Fast-forward one year to the 2014 Day of Hope Conference. Ghanshyam brought a prototype patch with him, and after his talk updating us on the cysteamine nanowafer for the eyes, he gave us the quick run-down on how he developed it. He said he went back to Baylor after the conference and rounded up his four post-docs, put their other research on hold, and brainstormed for a solution. The main problem was the amount of drug to be delivered. Most skin patches, like fentanyl, estrogen and nicotine patches have very small amounts of drug (like micrograms), and this allows the drug to passively diffuse through the skin and into the bloodstream. A cysteamine patch would require an active pumping mechanism, and something like this has never been done before.
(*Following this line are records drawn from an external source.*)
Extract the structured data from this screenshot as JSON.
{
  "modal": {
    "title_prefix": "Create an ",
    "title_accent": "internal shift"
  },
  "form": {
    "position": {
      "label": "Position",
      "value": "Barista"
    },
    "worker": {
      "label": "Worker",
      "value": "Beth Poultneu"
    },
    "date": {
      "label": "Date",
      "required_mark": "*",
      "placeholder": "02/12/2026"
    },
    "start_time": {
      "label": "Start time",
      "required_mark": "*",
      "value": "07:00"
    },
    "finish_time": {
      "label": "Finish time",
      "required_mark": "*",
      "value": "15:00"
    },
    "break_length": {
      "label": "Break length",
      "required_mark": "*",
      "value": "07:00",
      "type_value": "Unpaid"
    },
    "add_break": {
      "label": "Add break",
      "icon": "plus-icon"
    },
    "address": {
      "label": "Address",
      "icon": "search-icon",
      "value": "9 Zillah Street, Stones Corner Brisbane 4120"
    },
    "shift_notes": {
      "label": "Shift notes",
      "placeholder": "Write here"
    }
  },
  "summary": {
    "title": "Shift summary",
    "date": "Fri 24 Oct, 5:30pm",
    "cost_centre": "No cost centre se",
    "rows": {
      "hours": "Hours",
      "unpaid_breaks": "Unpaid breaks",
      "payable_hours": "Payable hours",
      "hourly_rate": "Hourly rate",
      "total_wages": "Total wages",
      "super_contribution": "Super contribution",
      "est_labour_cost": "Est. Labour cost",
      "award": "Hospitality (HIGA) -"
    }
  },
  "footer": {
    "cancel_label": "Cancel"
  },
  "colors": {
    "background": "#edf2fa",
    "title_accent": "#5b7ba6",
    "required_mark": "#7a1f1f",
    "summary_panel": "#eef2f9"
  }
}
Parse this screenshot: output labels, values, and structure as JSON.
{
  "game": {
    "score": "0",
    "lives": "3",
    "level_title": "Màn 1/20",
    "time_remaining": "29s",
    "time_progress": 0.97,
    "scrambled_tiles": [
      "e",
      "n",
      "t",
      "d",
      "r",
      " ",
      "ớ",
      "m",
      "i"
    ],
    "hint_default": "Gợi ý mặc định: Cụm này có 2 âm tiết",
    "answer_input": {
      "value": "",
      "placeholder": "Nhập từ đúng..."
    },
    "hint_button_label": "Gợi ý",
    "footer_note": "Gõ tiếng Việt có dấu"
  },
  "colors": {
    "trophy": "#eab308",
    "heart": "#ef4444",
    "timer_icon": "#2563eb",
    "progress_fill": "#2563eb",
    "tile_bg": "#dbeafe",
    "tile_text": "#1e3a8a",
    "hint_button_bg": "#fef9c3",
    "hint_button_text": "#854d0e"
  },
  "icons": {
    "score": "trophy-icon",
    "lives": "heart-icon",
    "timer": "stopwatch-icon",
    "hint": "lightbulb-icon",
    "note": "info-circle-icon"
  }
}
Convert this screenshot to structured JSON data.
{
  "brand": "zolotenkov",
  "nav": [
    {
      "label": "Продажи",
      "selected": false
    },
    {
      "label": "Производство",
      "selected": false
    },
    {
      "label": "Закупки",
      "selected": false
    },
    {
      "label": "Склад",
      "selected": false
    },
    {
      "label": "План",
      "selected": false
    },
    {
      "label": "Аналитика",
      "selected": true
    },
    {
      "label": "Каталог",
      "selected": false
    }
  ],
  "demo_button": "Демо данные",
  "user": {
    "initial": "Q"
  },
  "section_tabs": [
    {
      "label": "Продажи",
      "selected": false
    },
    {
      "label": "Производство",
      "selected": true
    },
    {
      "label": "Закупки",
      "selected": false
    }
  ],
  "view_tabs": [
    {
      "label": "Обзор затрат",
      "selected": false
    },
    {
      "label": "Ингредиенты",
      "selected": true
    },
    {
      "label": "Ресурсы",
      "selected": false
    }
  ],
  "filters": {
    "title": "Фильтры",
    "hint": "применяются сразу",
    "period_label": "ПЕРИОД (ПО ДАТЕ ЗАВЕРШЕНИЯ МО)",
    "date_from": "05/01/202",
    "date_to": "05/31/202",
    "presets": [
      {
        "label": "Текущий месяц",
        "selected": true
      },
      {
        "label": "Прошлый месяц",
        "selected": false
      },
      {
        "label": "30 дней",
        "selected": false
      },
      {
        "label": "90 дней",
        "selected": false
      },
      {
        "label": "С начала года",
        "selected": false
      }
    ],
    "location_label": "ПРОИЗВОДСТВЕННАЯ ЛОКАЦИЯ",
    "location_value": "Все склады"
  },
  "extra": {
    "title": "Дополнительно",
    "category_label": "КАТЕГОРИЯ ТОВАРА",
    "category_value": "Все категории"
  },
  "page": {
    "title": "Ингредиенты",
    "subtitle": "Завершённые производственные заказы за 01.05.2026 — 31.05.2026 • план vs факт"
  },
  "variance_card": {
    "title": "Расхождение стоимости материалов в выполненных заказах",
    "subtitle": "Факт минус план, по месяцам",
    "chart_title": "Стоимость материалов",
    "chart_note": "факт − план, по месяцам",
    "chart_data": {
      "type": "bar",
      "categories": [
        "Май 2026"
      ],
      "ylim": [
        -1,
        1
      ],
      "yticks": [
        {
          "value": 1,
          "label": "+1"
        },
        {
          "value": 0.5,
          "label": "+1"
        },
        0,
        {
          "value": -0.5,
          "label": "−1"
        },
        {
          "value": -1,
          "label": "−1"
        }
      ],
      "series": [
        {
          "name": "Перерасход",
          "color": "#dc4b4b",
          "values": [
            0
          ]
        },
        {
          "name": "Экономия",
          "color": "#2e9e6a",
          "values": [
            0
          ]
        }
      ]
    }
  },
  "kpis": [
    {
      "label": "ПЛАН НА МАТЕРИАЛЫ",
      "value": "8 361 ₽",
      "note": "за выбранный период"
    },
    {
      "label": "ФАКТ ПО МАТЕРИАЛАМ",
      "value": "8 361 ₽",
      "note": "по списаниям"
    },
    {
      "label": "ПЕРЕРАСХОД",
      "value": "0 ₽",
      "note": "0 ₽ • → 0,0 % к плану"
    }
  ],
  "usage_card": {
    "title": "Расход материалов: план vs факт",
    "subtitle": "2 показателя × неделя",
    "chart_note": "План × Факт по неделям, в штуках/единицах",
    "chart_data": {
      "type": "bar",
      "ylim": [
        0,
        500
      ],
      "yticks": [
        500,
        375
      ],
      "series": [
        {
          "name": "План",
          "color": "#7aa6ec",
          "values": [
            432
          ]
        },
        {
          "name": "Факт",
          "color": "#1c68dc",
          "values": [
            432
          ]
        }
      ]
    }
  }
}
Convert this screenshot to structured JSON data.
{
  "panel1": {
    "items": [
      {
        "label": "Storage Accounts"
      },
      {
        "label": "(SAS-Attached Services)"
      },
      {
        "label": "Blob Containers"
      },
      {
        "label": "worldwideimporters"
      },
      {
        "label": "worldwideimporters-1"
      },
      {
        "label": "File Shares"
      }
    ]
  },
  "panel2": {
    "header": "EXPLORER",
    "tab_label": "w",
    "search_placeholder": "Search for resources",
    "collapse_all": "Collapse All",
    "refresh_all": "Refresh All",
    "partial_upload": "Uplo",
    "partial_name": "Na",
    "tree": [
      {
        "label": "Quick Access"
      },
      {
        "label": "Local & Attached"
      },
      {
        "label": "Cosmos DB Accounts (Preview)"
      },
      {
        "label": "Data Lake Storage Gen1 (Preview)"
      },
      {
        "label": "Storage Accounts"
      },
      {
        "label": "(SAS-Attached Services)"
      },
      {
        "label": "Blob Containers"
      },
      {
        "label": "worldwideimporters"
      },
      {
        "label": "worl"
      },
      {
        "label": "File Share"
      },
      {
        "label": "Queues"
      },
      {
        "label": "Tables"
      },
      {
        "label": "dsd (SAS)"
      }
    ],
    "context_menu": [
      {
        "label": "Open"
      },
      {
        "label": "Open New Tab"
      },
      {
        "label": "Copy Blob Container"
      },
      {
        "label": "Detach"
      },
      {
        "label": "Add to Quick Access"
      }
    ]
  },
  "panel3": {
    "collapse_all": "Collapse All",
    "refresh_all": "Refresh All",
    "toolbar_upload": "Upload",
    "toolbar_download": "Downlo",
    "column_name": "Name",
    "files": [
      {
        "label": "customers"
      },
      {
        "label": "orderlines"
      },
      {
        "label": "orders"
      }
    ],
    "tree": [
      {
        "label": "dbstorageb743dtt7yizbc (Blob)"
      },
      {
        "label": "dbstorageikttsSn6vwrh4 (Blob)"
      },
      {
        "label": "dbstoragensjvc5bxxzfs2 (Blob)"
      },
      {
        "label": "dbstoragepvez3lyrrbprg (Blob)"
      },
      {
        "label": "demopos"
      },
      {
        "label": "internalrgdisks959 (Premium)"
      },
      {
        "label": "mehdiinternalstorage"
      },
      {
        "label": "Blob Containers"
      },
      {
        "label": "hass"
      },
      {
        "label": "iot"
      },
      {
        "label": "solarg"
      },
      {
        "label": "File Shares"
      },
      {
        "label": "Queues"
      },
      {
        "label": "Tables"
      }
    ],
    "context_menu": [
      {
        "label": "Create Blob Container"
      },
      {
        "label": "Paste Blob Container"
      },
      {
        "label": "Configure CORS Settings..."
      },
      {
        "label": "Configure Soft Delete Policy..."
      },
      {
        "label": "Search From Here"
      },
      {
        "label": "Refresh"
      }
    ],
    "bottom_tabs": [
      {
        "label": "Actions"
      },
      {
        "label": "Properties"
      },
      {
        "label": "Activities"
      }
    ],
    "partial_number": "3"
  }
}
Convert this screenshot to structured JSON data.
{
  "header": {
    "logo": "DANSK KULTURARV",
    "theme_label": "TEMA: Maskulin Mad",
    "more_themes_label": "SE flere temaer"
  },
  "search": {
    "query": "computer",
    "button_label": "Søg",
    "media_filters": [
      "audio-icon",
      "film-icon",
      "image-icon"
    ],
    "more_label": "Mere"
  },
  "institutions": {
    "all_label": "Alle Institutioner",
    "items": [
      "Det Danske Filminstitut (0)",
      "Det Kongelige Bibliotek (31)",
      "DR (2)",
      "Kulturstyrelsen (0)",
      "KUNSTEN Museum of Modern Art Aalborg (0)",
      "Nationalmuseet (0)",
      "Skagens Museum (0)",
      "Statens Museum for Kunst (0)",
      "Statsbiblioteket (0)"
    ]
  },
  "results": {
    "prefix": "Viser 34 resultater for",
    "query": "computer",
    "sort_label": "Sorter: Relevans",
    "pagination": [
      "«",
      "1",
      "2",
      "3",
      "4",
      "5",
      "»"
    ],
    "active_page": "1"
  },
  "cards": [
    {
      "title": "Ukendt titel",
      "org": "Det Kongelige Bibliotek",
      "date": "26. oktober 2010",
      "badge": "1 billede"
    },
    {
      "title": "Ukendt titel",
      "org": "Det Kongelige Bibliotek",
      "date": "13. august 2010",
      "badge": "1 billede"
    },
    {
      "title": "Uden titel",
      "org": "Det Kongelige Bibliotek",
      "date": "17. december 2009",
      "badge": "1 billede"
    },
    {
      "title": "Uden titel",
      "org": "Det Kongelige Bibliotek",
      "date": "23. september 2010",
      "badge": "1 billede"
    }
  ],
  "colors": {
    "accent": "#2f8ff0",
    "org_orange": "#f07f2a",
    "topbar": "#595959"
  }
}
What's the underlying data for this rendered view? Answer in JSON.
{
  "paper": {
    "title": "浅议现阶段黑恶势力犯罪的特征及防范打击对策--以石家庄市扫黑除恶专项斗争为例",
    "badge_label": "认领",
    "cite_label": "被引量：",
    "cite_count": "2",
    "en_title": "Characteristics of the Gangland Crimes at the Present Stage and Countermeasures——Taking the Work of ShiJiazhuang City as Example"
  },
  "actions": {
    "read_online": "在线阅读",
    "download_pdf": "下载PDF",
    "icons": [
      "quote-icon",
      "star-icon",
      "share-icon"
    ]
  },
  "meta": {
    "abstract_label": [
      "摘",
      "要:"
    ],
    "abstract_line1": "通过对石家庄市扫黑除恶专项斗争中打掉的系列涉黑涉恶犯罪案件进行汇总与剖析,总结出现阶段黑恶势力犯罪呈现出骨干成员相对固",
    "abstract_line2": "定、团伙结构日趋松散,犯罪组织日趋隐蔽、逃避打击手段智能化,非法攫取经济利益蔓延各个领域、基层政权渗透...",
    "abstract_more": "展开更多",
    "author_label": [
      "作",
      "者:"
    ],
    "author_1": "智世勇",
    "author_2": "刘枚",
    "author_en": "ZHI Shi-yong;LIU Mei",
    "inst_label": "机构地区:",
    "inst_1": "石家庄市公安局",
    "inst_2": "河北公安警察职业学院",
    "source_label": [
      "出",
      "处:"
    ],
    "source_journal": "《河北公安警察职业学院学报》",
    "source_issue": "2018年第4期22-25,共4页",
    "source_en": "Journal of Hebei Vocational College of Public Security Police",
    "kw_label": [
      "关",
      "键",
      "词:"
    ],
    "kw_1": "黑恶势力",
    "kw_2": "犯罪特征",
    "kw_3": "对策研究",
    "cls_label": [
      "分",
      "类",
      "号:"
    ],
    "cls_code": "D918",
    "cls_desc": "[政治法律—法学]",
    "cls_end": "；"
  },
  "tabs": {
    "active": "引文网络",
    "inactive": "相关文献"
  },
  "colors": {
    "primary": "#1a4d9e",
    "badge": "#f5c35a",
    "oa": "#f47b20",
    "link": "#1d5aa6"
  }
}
The physics was way over my head, but basically Ghanshyam invented a completely new model with multiple layers that are able to convert the mechanical energy of body movement into electrical energy that could pump the cysteamine into the skin. He calls it something like a quantum kinetic transdermal patch. He thinks he can get 500 mg, or half a gram, of cysteamine into the patch, and his goal would be to have it last 3 days. The advantages of the patch are obvious. Medication compliance would go to 100%, and the peaks and troughs associated with every 6 hour dosing would be flattened into a continuous basal rate of drug delivery. This would likely mean that less cysteamine would be needed per patient, and side effects would probably be minimal. The patch may also solve the problem that Dr. Dohill has pointed out, where he found that 2 hours after drug ingestion, cysteamine cannot be detected in tissue. The patch could mean stable cysteamine levels all the time, with better predictability of cystine levels in cells.
I was able to talk with Ghanshyam on Friday night at the dinner, and he told me how he loved to solve seemingly impossible problems. He said you can never take no for an answer. He told me he used to work at NASA, and there he learned the motto "failure is not an option." He said he's not in this business for the money. He just wants to find solutions, and to make life better for children and adults with cystinosis. I propose we clone one hundred more Ghanshyams.
On Saturday when families were sharing the challenges and silver linings of living with cystinosis, Ghanshyam's wife took the microphone for a moment. They were just married in the last year. She said that right after they were married, Ghanshyam would wake up at 2 o'clock in the morning and tell her he needed to go to the lab. She said she thought he was crazy, but she said that after coming to the Day of Hope conference and meeting the cystinosis families, she understands why he works tirelessly and with such urgency. She said she would never question his late night lab antics again, to much applause and laughter.
Ashton and I joked at the conference that if we ever had another son, we were going to name him Ghanshyam. At the time it was an easy declaration to make, because after having a second child diagnosed with cystinosis, we have felt like we are probably done having kids. But with the patch and a possible cure in the pipeline, taking another roll at the dice might be in the future.